Each book must have a story that makes the students root for the author when he/she is down and cheer for the author when he/she has made it. If the author is in a tight spot and it looks like there is no hope, I want the students to have a good sense of how difficult it was for the author to experience it, let alone write about it. I look for a book that makes the students ask, “What happens next?” so I can say to them, “Read the book.”
The best way I can be sure that the author will inspire and motivate my students is by reading the book more than once before I assign it. If I’m hooked after repeated readings, it is likely that my students will be enthralled too.
I have completed seven book projects and began number eight in September. I write questions for each reading assignment that serve as a catalyst for discussion and, in addition, I require students to highlight unfamiliar words as they read. These words become part of our vocabulary unit for the week. Each week I create a rubric for an essay based on a topic presented in the book. These assignments are posted on my blog. I am excited to begin my eighth book project as I know the book project is an effective, highly successful teaching strategy genuinely enjoyed by the students and teacher.
To access a downloadable PDF detailing the book titles and authors that I have assigned so far, please click on the image.
Sandie is an Associate Professor VESL and has taught English as a Second Language for thirty years at San Diego Continuing Education for the San Diego Community College District.
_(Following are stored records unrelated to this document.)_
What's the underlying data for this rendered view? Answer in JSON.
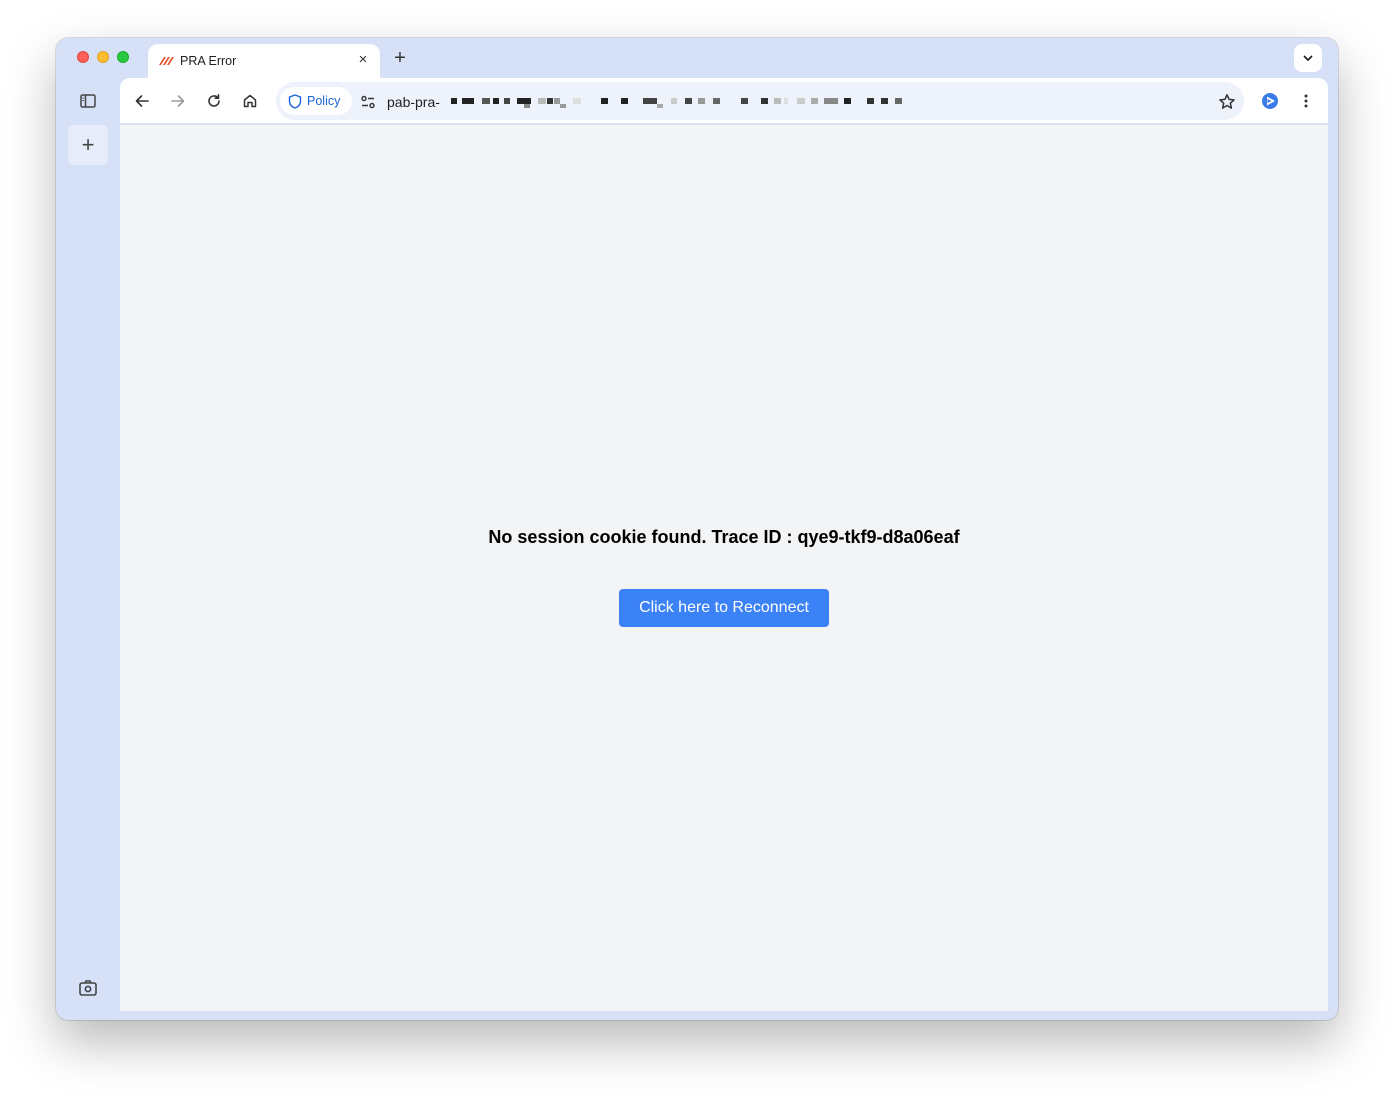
{
  "tab": {
    "title": "PRA Error",
    "close_glyph": "×"
  },
  "toolbar": {
    "new_tab_glyph": "+",
    "policy_label": "Policy",
    "url_prefix": "pab-pra-"
  },
  "sidebar": {
    "add_glyph": "+"
  },
  "page": {
    "message": "No session cookie found. Trace ID : qye9-tkf9-d8a06eaf",
    "reconnect_label": "Click here to Reconnect"
  },
  "icons": {
    "favicon": "slash-logo-icon",
    "search_tabs": "chevron-down-icon",
    "back": "arrow-left-icon",
    "forward": "arrow-right-icon",
    "reload": "reload-icon",
    "home": "home-icon",
    "shield": "shield-icon",
    "tune": "tune-icon",
    "star": "star-icon",
    "extension": "extension-icon",
    "menu": "kebab-menu-icon",
    "sidebar": "sidebar-icon",
    "camera": "camera-icon"
  },
  "colors": {
    "frame": "#d6e0f7",
    "content_bg": "#f3f4f6",
    "button": "#3b82f6",
    "policy_text": "#1a63d6",
    "favicon": "#e8542f"
  }
}
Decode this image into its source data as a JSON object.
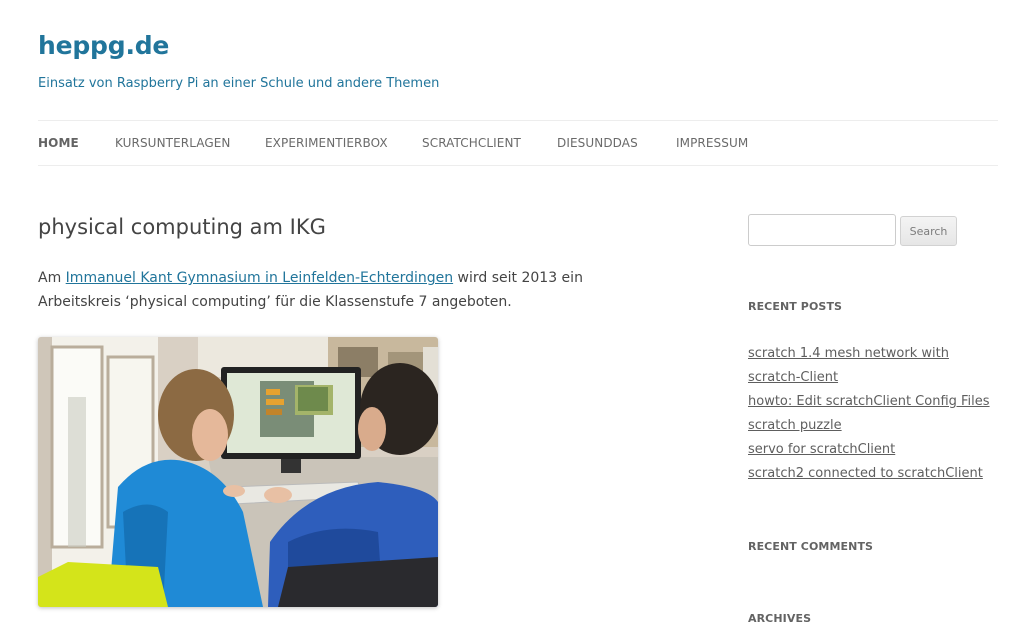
{
  "site": {
    "title": "heppg.de",
    "description": "Einsatz von Raspberry Pi an einer Schule und andere Themen"
  },
  "nav": {
    "items": [
      {
        "label": "HOME",
        "active": true
      },
      {
        "label": "KURSUNTERLAGEN",
        "active": false
      },
      {
        "label": "EXPERIMENTIERBOX",
        "active": false
      },
      {
        "label": "SCRATCHCLIENT",
        "active": false
      },
      {
        "label": "DIESUNDDAS",
        "active": false
      },
      {
        "label": "IMPRESSUM",
        "active": false
      }
    ]
  },
  "entry": {
    "title": "physical computing am IKG",
    "text_prefix": "Am ",
    "link_text": "Immanuel Kant Gymnasium in Leinfelden-Echterdingen",
    "text_suffix": " wird seit 2013 ein Arbeitskreis ‘physical computing’ für die Klassenstufe 7 angeboten."
  },
  "sidebar": {
    "search": {
      "placeholder": "",
      "button_label": "Search"
    },
    "recent_posts": {
      "title": "RECENT POSTS",
      "items": [
        "scratch 1.4 mesh network with scratch-Client",
        "howto: Edit scratchClient Config Files",
        "scratch puzzle",
        "servo for scratchClient",
        "scratch2 connected to scratchClient"
      ]
    },
    "recent_comments": {
      "title": "RECENT COMMENTS"
    },
    "archives": {
      "title": "ARCHIVES"
    }
  },
  "colors": {
    "link": "#21759b",
    "text": "#444444",
    "nav_border": "#ededed"
  }
}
She has written an ESL textbook and text for software programs and has designed and implemented a Vocational English as a Second Language program. Sandie contributes educational content to Awesome Stories, does some private tutoring in mathematics, English and Spanish and manages a Facebook page for College Transition students in San Diego.
You can follow her on her blog: www.sandielinn.wordpress.com
Feature Image: San Diego Central Library